WHAT TO PRODUCE. Copy each line of the listing below where the word "summary" turns up.

RECORDS FOR PROCESSING.
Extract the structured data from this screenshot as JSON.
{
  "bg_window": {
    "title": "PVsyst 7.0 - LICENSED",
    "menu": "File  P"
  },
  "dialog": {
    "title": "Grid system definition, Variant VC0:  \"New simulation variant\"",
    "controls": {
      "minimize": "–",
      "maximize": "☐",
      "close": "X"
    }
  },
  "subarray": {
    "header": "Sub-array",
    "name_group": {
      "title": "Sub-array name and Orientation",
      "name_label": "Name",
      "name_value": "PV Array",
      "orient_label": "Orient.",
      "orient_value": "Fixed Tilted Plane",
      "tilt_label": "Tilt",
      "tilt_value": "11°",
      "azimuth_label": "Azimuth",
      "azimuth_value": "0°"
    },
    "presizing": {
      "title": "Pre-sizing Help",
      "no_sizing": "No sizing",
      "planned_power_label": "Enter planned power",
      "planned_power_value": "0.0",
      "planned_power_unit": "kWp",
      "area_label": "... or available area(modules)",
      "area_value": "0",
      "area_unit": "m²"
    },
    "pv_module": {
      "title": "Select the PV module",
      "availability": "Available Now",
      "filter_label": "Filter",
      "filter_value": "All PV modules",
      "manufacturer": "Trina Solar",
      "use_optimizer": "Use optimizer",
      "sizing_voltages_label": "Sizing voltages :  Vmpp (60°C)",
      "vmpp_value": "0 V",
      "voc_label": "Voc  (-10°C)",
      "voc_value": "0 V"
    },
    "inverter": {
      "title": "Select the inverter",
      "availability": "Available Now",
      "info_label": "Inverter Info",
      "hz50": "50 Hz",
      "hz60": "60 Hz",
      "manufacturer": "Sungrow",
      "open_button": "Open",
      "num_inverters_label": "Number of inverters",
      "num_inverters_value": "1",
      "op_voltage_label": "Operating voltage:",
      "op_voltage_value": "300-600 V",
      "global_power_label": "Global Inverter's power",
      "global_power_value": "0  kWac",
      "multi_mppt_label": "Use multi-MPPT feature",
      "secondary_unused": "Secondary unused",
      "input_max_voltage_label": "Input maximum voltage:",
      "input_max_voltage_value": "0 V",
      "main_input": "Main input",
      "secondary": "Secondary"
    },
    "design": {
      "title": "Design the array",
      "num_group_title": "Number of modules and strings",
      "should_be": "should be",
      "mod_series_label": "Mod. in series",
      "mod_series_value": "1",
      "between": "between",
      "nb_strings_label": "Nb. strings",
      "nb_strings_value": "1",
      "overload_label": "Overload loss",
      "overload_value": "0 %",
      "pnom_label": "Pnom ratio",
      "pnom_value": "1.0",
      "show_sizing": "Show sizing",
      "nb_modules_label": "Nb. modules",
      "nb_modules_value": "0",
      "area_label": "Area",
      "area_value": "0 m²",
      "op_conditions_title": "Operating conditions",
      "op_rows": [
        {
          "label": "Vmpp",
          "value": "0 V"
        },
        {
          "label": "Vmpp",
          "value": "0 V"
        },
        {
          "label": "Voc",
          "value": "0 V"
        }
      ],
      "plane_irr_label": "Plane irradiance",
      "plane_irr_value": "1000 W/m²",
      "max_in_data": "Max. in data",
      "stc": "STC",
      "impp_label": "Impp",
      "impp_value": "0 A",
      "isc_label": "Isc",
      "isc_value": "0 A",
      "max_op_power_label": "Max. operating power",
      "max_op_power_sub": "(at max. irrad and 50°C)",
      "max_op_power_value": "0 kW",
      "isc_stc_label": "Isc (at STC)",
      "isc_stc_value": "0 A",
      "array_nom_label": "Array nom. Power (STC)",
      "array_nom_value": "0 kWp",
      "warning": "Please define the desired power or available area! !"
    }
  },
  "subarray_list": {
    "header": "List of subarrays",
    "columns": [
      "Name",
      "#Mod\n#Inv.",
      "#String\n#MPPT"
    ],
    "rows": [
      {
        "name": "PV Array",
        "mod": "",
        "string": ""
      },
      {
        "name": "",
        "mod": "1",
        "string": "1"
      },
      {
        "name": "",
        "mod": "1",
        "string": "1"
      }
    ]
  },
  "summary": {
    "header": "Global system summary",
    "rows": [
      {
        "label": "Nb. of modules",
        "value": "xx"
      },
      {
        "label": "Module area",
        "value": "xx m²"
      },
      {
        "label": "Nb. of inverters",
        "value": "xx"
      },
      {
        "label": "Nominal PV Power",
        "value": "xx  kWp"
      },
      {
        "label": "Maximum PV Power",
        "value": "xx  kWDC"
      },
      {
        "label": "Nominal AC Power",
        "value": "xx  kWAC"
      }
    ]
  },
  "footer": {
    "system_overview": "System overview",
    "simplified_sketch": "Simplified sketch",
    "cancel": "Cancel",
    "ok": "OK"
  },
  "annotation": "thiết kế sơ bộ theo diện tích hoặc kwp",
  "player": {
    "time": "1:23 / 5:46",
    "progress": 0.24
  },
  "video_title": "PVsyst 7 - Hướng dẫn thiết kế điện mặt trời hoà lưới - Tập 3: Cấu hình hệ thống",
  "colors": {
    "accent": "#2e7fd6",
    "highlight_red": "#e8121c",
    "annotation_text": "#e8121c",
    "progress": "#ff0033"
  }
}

TASK OUTPUT.
  "summary": {
    "header": "Global system summary",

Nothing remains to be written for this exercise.